Friday 1st October 2010
Staff employed by North Coast Area Health Service are furious at the organisations announcement that it plans to cut another 62 jobs.
Members at chronically understaffed facilities throughout the North Coast Area Health Service (NCAHS) are up in arms over its latest announcement that it plans to cut another 62 FTE positions – many of which are likely to be nursing roles.
NCAHS has already cut 350 FTE positions, putting a massive strain on remaining staff.
‘This announcement comes at a time when NCAHS is suffering a staffing crisis,’ said NSWNA Assistant General Secretary Judith Kiejda. ‘Nurses at Kempsey Hospital ED had to engage in a long and sustained campaign earlier this year to win one more nurse per shift. There is a history of NCAHS prioritising budget over patient care.
‘There are diabolical staffing problems across NCAHS, with little to no recruitment occurring. One frontline community nurse position was vacant since last November, before it was finally advertised this month. NCAHS has a history of staffing cuts leading to crisis.’
The area health service invited the NSWNA to a presentation in September showing how it had benchmarked costs at its facilities, compared with facilities in other area health services.
‘NCAHS said the results show it is not doing as well budget-wise, but they benchmarked against very different facilities – it’s like comparing apples with oranges,’ said Judith.

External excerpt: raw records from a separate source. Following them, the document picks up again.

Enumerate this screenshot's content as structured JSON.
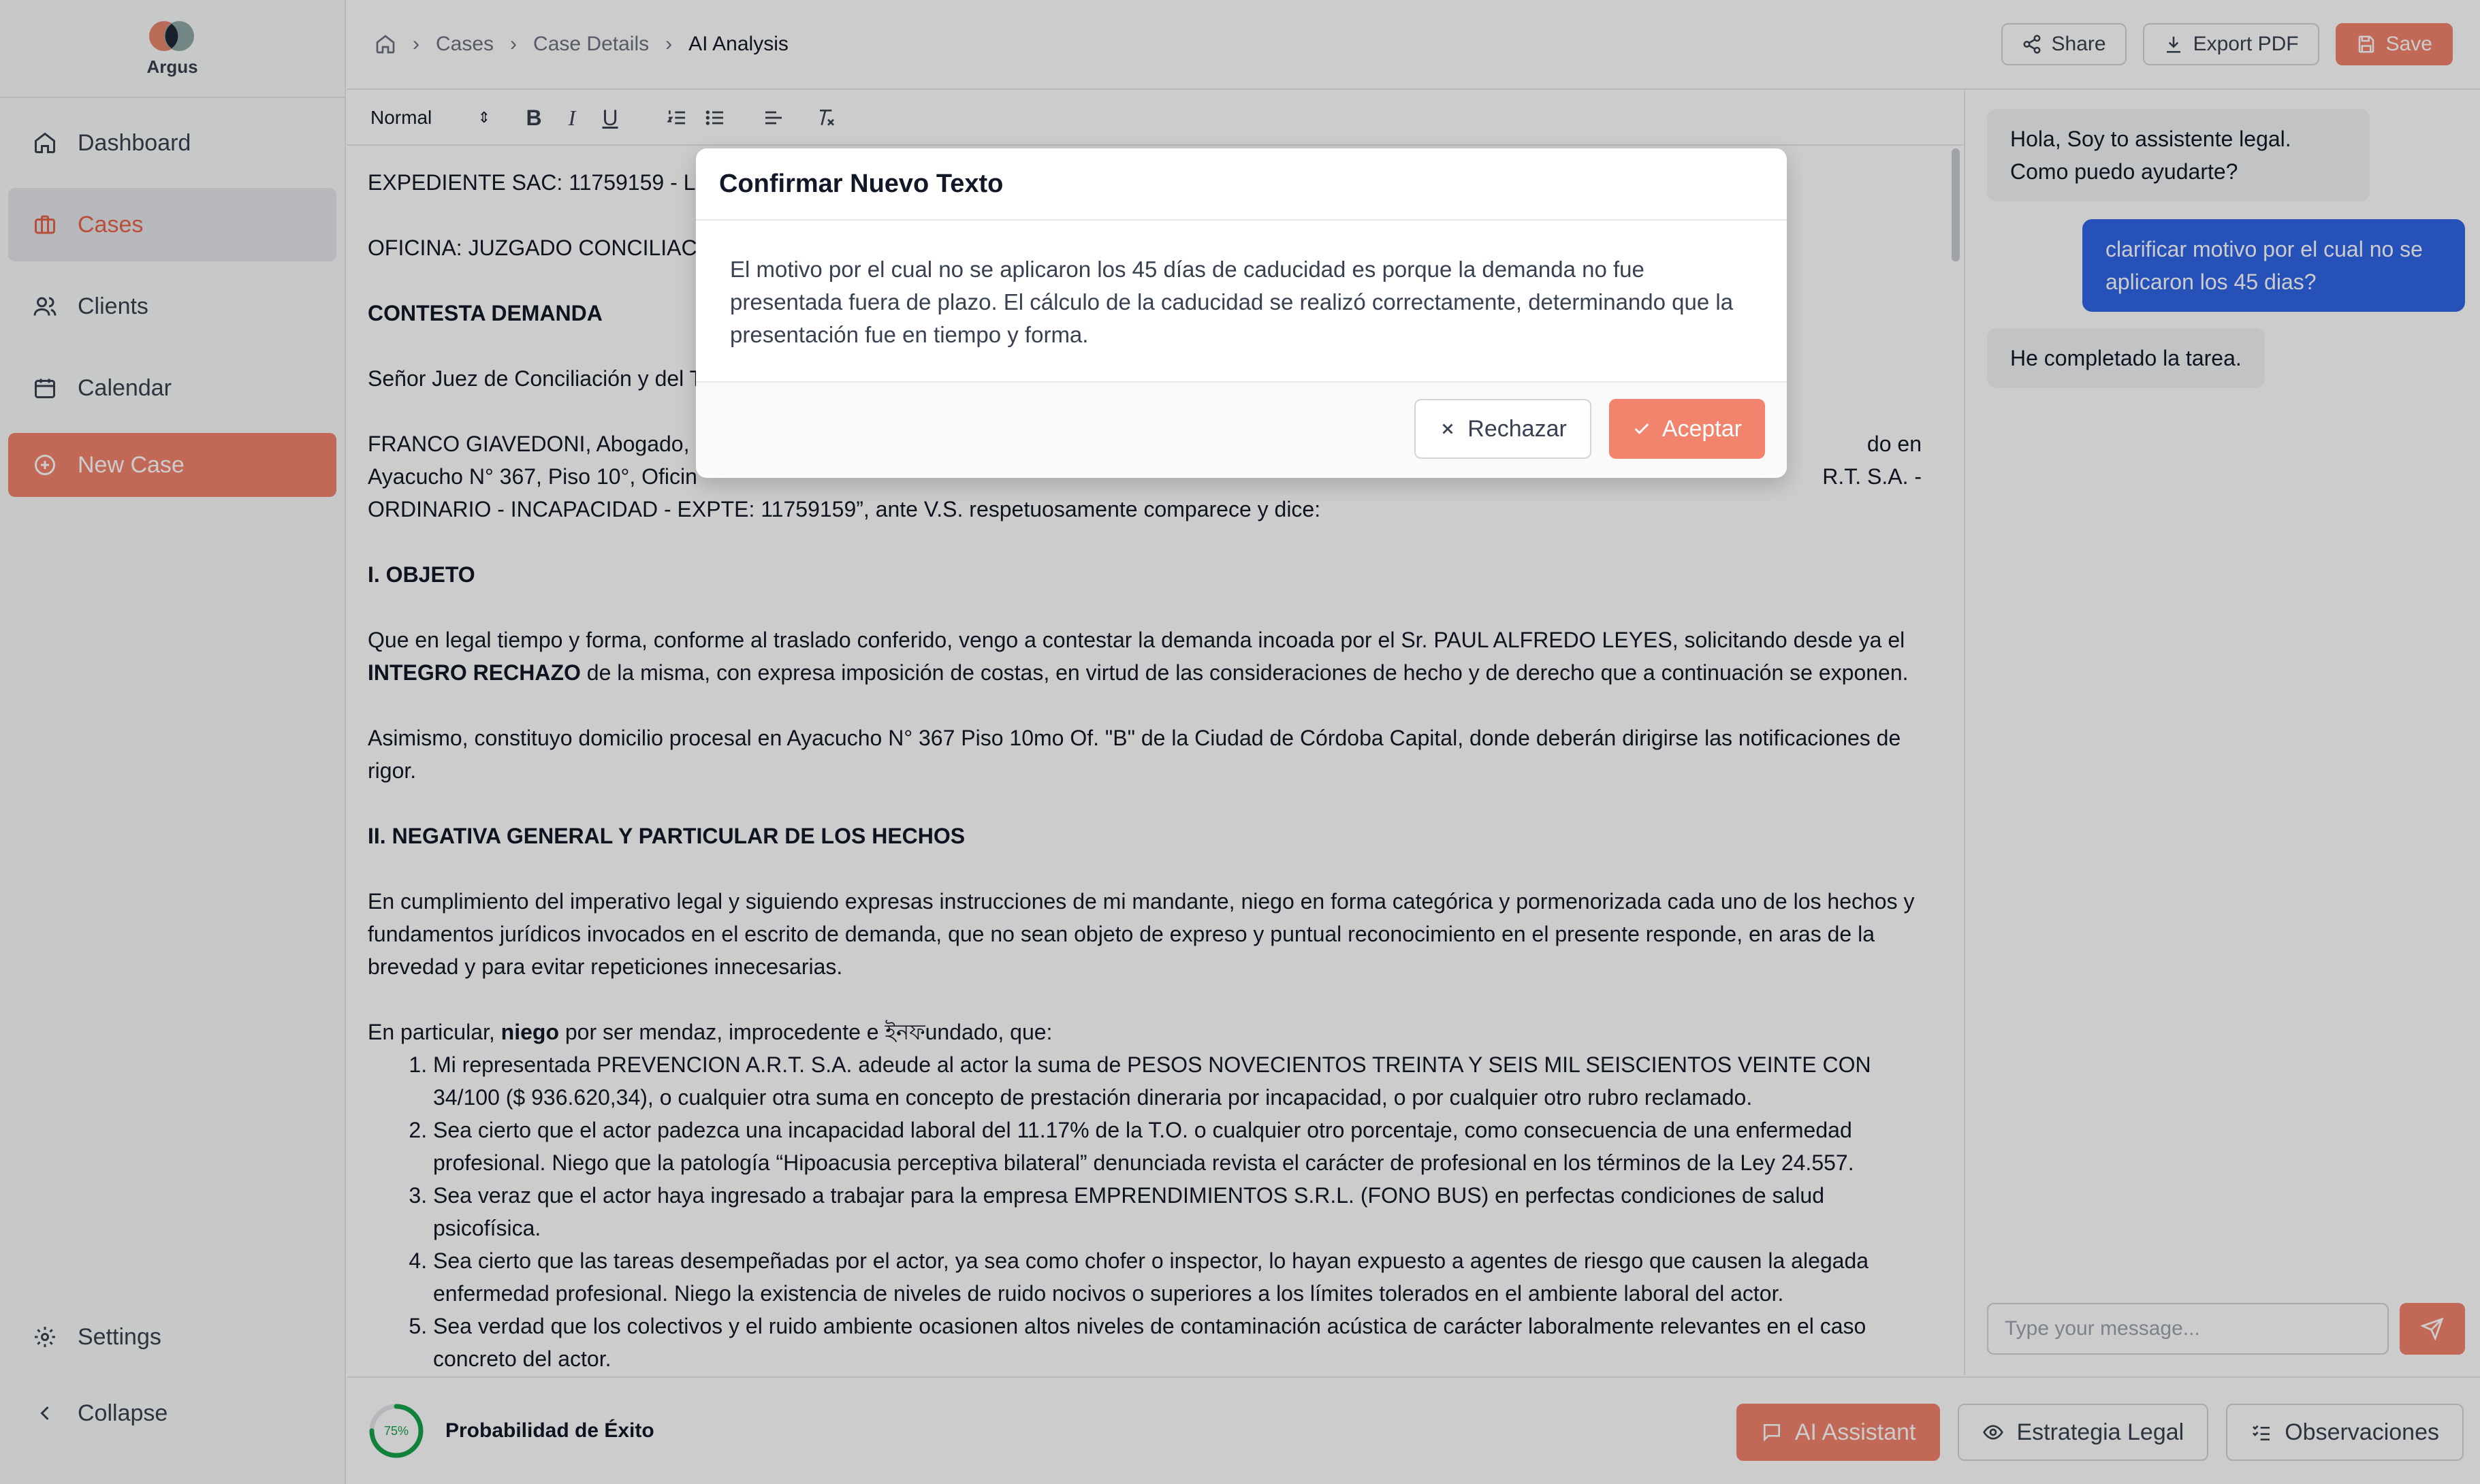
{
  "app": {
    "name": "Argus"
  },
  "sidebar": {
    "items": [
      {
        "label": "Dashboard",
        "icon": "home-icon"
      },
      {
        "label": "Cases",
        "icon": "briefcase-icon",
        "active": true
      },
      {
        "label": "Clients",
        "icon": "users-icon"
      },
      {
        "label": "Calendar",
        "icon": "calendar-icon"
      },
      {
        "label": "New Case",
        "icon": "plus-circle-icon"
      }
    ],
    "bottom": [
      {
        "label": "Settings",
        "icon": "gear-icon"
      },
      {
        "label": "Collapse",
        "icon": "chevron-left-icon"
      }
    ]
  },
  "header": {
    "breadcrumbs": [
      "Cases",
      "Case Details",
      "AI Analysis"
    ],
    "share_label": "Share",
    "export_label": "Export PDF",
    "save_label": "Save"
  },
  "toolbar": {
    "format_value": "Normal"
  },
  "document": {
    "line1": "EXPEDIENTE SAC: 11759159 - L",
    "line2": "OFICINA: JUZGADO CONCILIAC",
    "heading1": "CONTESTA DEMANDA",
    "line3": "Señor Juez de Conciliación y del T",
    "para_franco_a": "FRANCO GIAVEDONI, Abogado,",
    "para_franco_a_tail": "do en",
    "para_franco_b": "Ayacucho N° 367, Piso 10°, Oficin",
    "para_franco_b_tail": "R.T. S.A. -",
    "para_franco_c": "ORDINARIO - INCAPACIDAD - EXPTE: 11759159”, ante V.S. respetuosamente comparece y dice:",
    "heading2": "I. OBJETO",
    "para_objeto_1": "Que en legal tiempo y forma, conforme al traslado conferido, vengo a contestar la demanda incoada por el Sr. PAUL ALFREDO LEYES, solicitando desde ya el",
    "para_objeto_bold": "INTEGRO RECHAZO",
    "para_objeto_2": " de la misma, con expresa imposición de costas, en virtud de las consideraciones de hecho y de derecho que a continuación se exponen.",
    "para_domicilio": "Asimismo, constituyo domicilio procesal en Ayacucho N° 367 Piso 10mo Of. \"B\" de la Ciudad de Córdoba Capital, donde deberán dirigirse las notificaciones de rigor.",
    "heading3": "II. NEGATIVA GENERAL Y PARTICULAR DE LOS HECHOS",
    "para_negativa": "En cumplimiento del imperativo legal y siguiendo expresas instrucciones de mi mandante, niego en forma categórica y pormenorizada cada uno de los hechos y fundamentos jurídicos invocados en el escrito de demanda, que no sean objeto de expreso y puntual reconocimiento en el presente responde, en aras de la brevedad y para evitar repeticiones innecesarias.",
    "para_particular_a": "En particular, ",
    "para_particular_bold": "niego",
    "para_particular_b": " por ser mendaz, improcedente e ইনফundado, que:",
    "list": [
      "Mi representada PREVENCION A.R.T. S.A. adeude al actor la suma de PESOS NOVECIENTOS TREINTA Y SEIS MIL SEISCIENTOS VEINTE CON 34/100 ($ 936.620,34), o cualquier otra suma en concepto de prestación dineraria por incapacidad, o por cualquier otro rubro reclamado.",
      "Sea cierto que el actor padezca una incapacidad laboral del 11.17% de la T.O. o cualquier otro porcentaje, como consecuencia de una enfermedad profesional. Niego que la patología “Hipoacusia perceptiva bilateral” denunciada revista el carácter de profesional en los términos de la Ley 24.557.",
      "Sea veraz que el actor haya ingresado a trabajar para la empresa EMPRENDIMIENTOS S.R.L. (FONO BUS) en perfectas condiciones de salud psicofísica.",
      "Sea cierto que las tareas desempeñadas por el actor, ya sea como chofer o inspector, lo hayan expuesto a agentes de riesgo que causen la alegada enfermedad profesional. Niego la existencia de niveles de ruido nocivos o superiores a los límites tolerados en el ambiente laboral del actor.",
      "Sea verdad que los colectivos y el ruido ambiente ocasionen altos niveles de contaminación acústica de carácter laboralmente relevantes en el caso concreto del actor."
    ]
  },
  "footer": {
    "probability_value": "75%",
    "probability_fraction": 0.75,
    "probability_label": "Probabilidad de Éxito",
    "ai_assistant_label": "AI Assistant",
    "estrategia_label": "Estrategia Legal",
    "observaciones_label": "Observaciones"
  },
  "chat": {
    "messages": [
      {
        "role": "assistant",
        "text": "Hola, Soy to assistente legal. Como puedo ayudarte?"
      },
      {
        "role": "user",
        "text": "clarificar motivo por el cual no se aplicaron los 45 dias?"
      },
      {
        "role": "assistant",
        "text": "He completado la tarea."
      }
    ],
    "input_placeholder": "Type your message..."
  },
  "modal": {
    "title": "Confirmar Nuevo Texto",
    "body": "El motivo por el cual no se aplicaron los 45 días de caducidad es porque la demanda no fue presentada fuera de plazo. El cálculo de la caducidad se realizó correctamente, determinando que la presentación fue en tiempo y forma.",
    "reject_label": "Rechazar",
    "accept_label": "Aceptar"
  },
  "colors": {
    "accent": "#f2836d",
    "accent_text": "#e8624a",
    "user_bubble": "#2f66e8",
    "success": "#16a34a"
  }
}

Gil Wilson, a CNS in ICU at Lismore Base Hospital and Branch Secretary, said staff were angry and frustrated by the prospect of more job cuts, which will lead to even more increased workloads on the remaining staff.
‘We are sick of being hammered and now they are talking about taking even more from us. On one of the rare times I went to the wards recently, the staff said, “We need to strike now,” and this was the first time they were in unison about this. They said, “Tell us to walk out.” I could have walked the hospital out that afternoon. They are incredibly frustrated that NCAHS thinks it can take more staff hours away from patient care. Every ward had at least one person working overtime,’ said Gil.
This latest announcement by NCAHS is the fourth round of job cuts. According to Gil, there has been an ‘unofficial recruitment freeze’ for some time. This has led to a backlog of ambulances in ED, and existing staff being exhausted and stressed because they have to do extensive overtime.
‘There were five ambulances loaded up in ED the other day. On one shift there were nine people doing overtime at Lismore Base alone to fill up the holes. A lot of nurses are doing double shifts to minimise the impact on patient care. This means tired nurses with a hell of a workload.
‘With the current workloads tool it’s a constant battle – we are faced with NCAHS wanting to take 10 or more hours out of most wards.
‘There is a lot of pressure on staff and everyone is fed up. We are horrendously busy and it seems that recruitment takes forever. It’s been like that since the budgetary cutbacks. The area health service is trying to create unrealistic budgets.
‘The job cuts are disgusting. NCAHS needs to take a really close look at where the cuts are going to come from because it’s trying to get blood out of a stone – you can’t take any more from us,’ said Gil.
Ratios, mandating the right numbers of staff with the right skill mix, would solve the staffing problems across NCAHS facilities, said Gil.
‘Ratios would be magic. I wouldn’t be spending so much of my time arguing about workloads. They couldn’t screw around with us if we had ratios. Ratios would prevent area health services putting budget over patient care.’
And it’s not just Emergency Departments that are suffering from serious staff shortages.
A community nursing job remained vacant for more than 255 days since last November. It was finally advertised last month.
‘We only have 5.1 FTEs in the general nursing part of community health and a second person resigned recently. This was the straw that broke the camel’s back – to have two FTEs vacant was making it impossible to provide a service,’ said Rhonda Allen, CNS in parent education.
‘Even before the second resignation, one of our nurses went off with a back problem and she felt it was caused by the stress of trying to fit everything in. We cover long distances here; you’re out there in the car getting stressed and worried and rushing – it’s an OHS issue. When referrals come in you just find a way to do them somehow even if you don’t have time,’ said Rhonda.
‘We have a nurse educator position that was vacant for years and it took a long time to get someone. She stayed for a year and left, so the NUMs have to do a lot of that work – the competencies – and that’s another thing on their shoulders. NCAHS has finally agreed to advertise this position.’
But, according to Rhonda, sometimes positions go through the whole recruitment process but do not get signed off at the end. ‘There is still scepticism from all of us as to whether these positions will actually happen. The staff get very despondent.’
Chronic under-staffing means the nurses are unable to provide quality patient care. ‘I work in the child and family area and our numbers have gone down and down. We are committed to see new mums when they come home in the first fortnight and we are not seeing them at the moment in the early days, so we’re not doing as well as we could,’ said Rhonda.
NCAHS said it will reveal details of which jobs and at which hospitals it plans to cut, and will begin consultation in October.